Educators and Publishers Want Improved Online Search for Learning Resources

Thanks for checking out our second LRMI blog post. In our first installment, we asked AEP’s LRMI project manager, Dave Gladney, to give us a project overview. If you missed it you can check it out here.

As you may recall, in April 2012, the LRMI surveyed educators and educational resource providers about their needs and desires regarding Internet searches for learning resources. We released preliminary results from these surveys in June, and full results are now available. Download the final survey report here: LRMI Survey Report: July 2012. Here are selected highlights from the findings.

Of the educators surveyed

  • 72.6% said they search for instructional resources on the Internet at least several times a week
  • 25.8% search daily
  • 66% of educators said they get many “irrelevant results”
  • 9 in 10 said they would be more satisfied with Internet searches if they could filter results by standard instructional criteria such as grade level, subject area, and media type

On the resource provider side:

  • 46.4% said they are either “dissatisfied” or “somewhat dissatisfied” with the current online visibility of their products
  • 57.1% stated that their customers find it “difficult” or “somewhat difficult” to find their content and products when conducting online searches
  • 65% agreed that they would either “definitely implement” or be “highly likely” to implement a new markup schema if discoverability would improve

Educators and publishers agreed that the most important search criteria for educational resources would be

  1. Content/subject area,
  2. Grade level, and
  3. Standards alignment.

The results of both surveys are clear – the vastness of the Internet makes it increasingly difficult for educators to find the resources they need, and publishers are unhappy with the online visibility of their content.
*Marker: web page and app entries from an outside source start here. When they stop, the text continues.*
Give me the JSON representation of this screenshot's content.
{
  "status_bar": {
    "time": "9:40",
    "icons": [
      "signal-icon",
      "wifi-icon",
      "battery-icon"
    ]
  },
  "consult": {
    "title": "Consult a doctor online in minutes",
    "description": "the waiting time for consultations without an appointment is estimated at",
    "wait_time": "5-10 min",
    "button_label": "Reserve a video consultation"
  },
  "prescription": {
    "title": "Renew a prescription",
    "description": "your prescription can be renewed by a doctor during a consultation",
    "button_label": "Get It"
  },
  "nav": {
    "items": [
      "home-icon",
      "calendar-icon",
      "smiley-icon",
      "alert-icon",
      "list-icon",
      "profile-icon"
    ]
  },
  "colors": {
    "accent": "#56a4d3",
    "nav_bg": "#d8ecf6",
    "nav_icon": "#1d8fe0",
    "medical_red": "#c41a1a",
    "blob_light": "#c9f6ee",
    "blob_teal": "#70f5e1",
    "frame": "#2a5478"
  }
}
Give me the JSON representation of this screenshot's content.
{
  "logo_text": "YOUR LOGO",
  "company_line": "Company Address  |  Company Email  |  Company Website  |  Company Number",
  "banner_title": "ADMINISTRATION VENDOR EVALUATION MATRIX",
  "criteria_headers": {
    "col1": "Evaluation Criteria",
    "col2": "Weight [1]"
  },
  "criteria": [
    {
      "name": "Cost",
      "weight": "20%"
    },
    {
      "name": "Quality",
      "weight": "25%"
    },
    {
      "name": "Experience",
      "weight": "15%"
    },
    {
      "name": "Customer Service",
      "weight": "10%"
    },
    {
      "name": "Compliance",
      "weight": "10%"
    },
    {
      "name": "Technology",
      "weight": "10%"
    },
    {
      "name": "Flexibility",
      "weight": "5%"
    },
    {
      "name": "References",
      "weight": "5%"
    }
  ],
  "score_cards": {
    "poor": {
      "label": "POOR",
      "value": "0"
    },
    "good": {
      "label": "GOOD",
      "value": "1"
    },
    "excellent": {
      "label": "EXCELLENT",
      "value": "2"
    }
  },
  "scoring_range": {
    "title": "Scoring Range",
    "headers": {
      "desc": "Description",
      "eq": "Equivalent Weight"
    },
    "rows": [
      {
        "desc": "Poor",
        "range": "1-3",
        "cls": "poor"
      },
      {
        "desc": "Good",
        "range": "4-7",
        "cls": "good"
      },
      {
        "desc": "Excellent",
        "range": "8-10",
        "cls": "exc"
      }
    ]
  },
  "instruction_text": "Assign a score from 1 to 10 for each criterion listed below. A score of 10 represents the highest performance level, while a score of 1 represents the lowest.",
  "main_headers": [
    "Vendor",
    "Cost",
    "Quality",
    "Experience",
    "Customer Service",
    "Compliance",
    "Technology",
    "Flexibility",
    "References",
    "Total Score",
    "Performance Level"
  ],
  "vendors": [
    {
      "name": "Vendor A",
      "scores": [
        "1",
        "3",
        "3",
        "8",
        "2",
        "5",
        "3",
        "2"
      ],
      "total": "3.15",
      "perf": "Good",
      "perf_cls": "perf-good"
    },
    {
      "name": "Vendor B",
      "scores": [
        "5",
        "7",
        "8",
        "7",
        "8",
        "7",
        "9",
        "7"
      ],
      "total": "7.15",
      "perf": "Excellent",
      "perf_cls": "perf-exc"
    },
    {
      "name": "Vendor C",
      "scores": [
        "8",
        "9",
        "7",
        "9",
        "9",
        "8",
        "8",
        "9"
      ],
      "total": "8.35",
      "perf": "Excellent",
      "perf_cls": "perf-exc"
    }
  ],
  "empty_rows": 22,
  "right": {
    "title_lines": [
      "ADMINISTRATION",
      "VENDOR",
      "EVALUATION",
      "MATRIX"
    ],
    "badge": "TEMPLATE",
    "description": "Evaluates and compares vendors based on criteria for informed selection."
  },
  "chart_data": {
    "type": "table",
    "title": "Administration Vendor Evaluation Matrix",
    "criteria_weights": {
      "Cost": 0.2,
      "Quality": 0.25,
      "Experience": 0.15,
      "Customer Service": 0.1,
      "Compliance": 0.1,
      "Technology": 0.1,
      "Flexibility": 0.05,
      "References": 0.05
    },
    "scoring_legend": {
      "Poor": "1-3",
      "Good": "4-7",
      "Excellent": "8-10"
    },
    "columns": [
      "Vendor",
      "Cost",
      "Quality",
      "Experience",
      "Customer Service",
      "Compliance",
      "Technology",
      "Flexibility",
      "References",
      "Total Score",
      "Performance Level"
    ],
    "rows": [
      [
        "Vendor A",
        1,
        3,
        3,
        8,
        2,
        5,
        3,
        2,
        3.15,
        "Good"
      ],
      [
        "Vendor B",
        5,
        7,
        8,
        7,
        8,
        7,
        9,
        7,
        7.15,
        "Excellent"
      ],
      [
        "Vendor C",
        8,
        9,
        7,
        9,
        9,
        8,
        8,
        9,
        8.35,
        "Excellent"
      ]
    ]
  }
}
The beauty of the LRMI is that it allows all types of learning resources to be described or “tagged” in the same way. This makes it easier for search platforms to slice and dice results, serving up more useful and accurate searches. This translates into happier searchers (who are finding what they need faster) and happier publishers (whose resources are now more discoverable). Everyone wins!

Download the complete survey results: LRMI Survey Report: July 2012.

To find out more about the LRMI, check out our FAQ.